(Web page and app entries)
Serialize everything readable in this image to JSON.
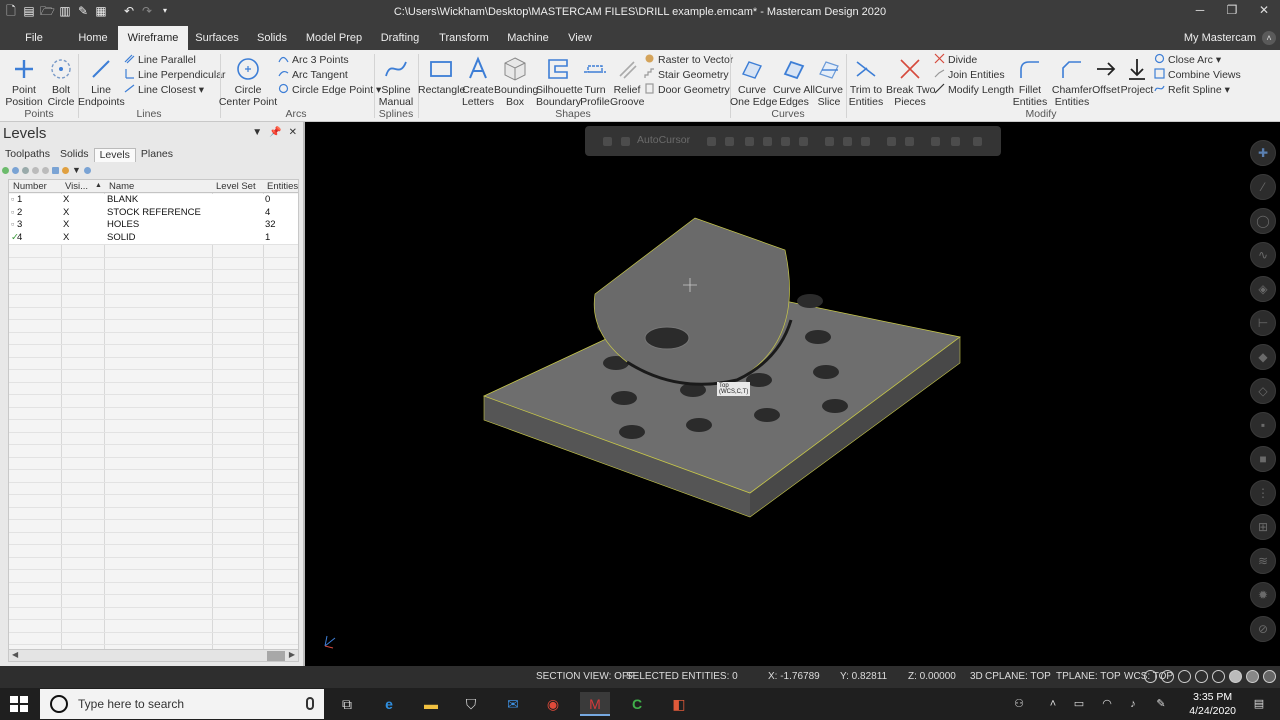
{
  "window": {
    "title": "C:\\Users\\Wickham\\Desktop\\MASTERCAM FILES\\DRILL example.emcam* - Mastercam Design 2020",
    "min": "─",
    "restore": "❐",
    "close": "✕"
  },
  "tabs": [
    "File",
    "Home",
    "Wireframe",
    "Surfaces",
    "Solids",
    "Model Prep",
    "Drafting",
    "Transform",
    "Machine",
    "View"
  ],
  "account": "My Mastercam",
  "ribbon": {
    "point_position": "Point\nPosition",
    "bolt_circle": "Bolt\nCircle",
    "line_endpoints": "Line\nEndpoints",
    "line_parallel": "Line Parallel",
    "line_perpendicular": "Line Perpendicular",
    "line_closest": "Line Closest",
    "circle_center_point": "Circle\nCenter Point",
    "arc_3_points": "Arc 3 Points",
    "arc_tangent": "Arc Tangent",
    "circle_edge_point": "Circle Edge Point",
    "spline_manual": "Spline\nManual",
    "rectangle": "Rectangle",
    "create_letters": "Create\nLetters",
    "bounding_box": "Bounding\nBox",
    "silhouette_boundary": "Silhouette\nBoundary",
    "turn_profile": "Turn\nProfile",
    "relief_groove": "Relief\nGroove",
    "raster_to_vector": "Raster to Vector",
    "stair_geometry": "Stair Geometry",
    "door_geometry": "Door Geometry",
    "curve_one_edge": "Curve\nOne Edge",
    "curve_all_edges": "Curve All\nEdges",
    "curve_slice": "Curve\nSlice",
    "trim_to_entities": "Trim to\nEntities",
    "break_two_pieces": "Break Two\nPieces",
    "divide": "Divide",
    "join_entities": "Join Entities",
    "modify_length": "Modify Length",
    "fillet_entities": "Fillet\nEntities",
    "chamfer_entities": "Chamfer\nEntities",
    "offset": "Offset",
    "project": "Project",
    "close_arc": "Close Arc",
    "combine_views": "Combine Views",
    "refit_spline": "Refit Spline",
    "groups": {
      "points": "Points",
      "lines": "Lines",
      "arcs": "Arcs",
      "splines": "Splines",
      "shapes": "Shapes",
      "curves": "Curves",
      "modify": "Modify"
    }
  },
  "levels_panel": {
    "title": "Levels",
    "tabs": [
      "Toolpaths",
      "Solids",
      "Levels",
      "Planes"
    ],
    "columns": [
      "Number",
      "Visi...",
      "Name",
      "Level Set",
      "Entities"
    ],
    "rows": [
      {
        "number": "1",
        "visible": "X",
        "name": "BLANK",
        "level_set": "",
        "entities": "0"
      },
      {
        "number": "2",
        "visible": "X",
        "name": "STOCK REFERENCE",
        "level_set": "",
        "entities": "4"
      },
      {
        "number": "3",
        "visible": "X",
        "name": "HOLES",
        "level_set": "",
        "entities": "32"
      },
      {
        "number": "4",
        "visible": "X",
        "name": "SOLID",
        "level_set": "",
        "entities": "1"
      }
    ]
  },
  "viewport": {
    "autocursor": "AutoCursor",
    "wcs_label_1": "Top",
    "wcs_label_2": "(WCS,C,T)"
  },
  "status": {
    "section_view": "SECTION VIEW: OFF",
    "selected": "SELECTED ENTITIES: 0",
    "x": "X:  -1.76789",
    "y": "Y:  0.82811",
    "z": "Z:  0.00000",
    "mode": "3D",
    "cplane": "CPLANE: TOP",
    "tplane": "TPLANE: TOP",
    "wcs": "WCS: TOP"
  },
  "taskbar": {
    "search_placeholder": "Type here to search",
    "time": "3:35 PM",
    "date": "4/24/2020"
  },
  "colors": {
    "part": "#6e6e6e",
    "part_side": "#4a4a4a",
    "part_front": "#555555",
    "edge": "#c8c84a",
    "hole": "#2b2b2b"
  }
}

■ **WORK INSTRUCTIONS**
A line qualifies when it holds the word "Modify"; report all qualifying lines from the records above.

■ **ANSWER BOX**
    "modify_length": "Modify Length",
      "modify": "Modify"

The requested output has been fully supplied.